Your objective
Please copy every line from the records below that contains the string "Micheal".
***
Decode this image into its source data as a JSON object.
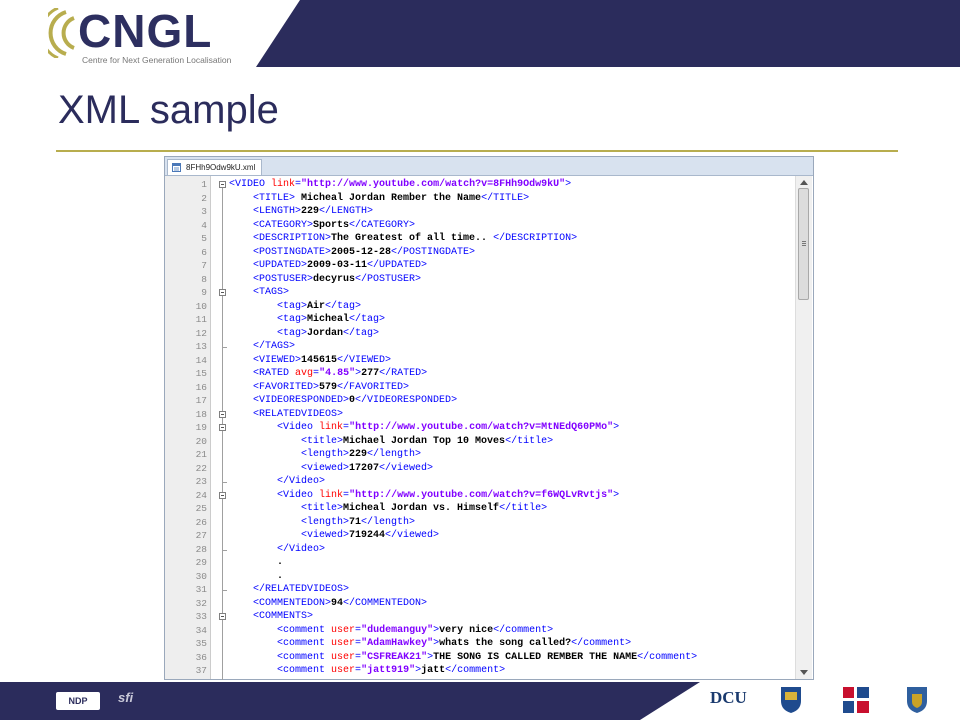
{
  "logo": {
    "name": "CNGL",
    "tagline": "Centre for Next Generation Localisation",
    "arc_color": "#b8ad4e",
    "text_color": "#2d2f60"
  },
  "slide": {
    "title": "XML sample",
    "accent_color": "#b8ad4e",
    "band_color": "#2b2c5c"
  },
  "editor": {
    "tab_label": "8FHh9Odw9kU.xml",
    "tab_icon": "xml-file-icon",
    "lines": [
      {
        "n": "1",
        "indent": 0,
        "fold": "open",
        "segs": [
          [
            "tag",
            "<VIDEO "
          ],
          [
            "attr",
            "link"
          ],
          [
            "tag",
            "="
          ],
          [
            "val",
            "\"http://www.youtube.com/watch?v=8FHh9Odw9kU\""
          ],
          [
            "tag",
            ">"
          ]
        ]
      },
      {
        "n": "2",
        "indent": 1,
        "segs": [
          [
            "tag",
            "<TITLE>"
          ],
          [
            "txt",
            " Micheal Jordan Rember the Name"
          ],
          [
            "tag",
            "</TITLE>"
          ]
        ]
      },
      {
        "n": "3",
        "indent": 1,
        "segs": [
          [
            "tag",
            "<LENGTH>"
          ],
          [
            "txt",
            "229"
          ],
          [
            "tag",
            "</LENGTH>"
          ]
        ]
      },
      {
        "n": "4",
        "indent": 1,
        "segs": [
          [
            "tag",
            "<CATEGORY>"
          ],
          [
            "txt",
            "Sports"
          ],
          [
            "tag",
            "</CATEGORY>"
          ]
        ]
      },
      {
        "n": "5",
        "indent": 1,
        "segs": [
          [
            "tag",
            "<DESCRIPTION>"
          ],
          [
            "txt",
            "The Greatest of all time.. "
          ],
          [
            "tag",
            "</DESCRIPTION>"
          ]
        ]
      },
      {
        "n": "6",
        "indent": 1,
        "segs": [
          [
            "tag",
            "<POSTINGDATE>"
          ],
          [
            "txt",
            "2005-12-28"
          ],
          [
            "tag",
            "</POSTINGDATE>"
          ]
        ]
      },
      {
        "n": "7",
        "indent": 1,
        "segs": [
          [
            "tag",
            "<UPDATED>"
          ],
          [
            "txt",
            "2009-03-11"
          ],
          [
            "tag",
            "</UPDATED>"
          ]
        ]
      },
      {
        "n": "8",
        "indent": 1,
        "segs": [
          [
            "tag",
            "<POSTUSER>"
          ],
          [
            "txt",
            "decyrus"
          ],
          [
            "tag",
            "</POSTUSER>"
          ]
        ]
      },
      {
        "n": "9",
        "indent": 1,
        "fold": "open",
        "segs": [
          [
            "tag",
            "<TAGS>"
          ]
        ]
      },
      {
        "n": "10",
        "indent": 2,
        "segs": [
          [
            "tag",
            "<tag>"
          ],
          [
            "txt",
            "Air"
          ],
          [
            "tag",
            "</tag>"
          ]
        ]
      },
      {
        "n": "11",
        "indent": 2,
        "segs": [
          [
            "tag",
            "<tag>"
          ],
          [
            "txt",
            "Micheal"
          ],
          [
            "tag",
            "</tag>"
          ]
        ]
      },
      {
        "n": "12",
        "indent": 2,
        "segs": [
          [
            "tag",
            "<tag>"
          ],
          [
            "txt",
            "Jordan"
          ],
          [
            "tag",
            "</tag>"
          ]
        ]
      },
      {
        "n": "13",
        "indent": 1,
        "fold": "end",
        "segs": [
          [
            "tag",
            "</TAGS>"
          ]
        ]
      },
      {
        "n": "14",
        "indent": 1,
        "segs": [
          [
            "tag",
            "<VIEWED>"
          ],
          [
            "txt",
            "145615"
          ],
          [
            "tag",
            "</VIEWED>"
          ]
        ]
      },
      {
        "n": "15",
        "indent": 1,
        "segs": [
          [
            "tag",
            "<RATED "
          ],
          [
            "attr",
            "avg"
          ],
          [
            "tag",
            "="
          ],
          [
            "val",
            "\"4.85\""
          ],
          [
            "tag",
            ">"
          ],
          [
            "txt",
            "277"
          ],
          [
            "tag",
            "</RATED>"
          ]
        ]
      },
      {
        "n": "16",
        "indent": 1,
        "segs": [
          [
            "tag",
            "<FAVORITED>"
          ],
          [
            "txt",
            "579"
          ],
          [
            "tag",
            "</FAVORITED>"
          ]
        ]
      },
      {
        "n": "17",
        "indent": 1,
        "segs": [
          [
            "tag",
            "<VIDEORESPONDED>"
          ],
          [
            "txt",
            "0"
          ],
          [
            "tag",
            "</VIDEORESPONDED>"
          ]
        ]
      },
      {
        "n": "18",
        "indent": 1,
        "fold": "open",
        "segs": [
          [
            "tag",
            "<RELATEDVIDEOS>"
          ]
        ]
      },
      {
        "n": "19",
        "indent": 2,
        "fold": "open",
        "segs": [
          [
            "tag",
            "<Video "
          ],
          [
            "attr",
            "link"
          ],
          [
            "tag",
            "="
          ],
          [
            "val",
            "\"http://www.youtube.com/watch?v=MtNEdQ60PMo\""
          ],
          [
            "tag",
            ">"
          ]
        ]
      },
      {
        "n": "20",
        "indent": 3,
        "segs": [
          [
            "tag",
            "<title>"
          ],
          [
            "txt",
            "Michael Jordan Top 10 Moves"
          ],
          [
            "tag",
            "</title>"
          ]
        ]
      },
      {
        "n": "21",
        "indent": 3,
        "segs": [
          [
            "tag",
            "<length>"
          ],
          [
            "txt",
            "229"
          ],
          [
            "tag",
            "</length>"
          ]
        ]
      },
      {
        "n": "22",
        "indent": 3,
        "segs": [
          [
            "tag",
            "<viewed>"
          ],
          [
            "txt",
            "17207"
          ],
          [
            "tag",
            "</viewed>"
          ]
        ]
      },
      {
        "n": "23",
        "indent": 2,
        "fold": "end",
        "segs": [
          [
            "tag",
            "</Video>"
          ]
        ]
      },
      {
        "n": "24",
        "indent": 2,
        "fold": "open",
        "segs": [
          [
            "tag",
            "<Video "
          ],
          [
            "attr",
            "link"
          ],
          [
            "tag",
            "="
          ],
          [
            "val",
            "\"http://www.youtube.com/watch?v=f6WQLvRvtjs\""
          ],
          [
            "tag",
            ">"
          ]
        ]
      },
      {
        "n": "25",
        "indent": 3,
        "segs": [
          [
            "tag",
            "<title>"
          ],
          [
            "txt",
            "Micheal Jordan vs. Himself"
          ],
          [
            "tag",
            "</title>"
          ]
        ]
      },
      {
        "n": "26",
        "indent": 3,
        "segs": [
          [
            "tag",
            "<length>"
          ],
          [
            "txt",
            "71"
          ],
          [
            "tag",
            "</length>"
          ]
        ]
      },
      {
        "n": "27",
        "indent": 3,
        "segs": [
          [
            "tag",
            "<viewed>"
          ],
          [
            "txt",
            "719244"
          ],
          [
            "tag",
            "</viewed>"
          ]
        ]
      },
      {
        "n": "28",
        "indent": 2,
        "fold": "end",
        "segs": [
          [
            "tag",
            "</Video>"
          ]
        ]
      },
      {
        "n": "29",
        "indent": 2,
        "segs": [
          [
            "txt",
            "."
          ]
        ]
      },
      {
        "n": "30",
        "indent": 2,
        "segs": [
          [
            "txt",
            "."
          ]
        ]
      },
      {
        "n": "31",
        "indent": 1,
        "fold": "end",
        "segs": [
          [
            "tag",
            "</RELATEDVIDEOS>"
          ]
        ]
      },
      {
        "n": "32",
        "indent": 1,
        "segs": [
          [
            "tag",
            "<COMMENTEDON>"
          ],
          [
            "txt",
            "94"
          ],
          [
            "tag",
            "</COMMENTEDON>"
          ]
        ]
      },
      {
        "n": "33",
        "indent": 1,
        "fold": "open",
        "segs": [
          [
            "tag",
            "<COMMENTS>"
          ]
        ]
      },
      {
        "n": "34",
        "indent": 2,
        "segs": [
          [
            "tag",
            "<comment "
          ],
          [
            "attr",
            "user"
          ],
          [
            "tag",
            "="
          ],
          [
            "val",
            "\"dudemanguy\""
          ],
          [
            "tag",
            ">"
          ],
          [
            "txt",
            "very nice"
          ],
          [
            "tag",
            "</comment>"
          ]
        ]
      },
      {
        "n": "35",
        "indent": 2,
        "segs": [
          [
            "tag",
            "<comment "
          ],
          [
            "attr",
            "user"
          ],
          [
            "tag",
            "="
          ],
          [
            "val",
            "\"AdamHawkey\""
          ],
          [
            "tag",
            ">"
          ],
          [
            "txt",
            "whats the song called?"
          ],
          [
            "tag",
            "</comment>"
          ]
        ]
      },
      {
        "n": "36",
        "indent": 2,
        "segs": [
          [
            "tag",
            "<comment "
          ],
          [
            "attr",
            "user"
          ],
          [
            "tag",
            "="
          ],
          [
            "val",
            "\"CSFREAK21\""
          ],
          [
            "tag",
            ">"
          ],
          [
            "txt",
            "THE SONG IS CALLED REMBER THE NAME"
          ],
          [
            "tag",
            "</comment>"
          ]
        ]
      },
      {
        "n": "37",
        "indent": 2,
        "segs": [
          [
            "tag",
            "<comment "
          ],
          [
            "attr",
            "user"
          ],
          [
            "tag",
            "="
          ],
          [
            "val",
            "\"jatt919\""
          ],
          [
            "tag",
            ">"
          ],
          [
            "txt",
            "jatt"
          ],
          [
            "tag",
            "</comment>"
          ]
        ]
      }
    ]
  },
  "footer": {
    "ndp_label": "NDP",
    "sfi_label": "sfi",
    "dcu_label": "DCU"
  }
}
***
Response to this exercise
            " Micheal Jordan Rember the Name"
            "Micheal"
            "Micheal Jordan vs. Himself"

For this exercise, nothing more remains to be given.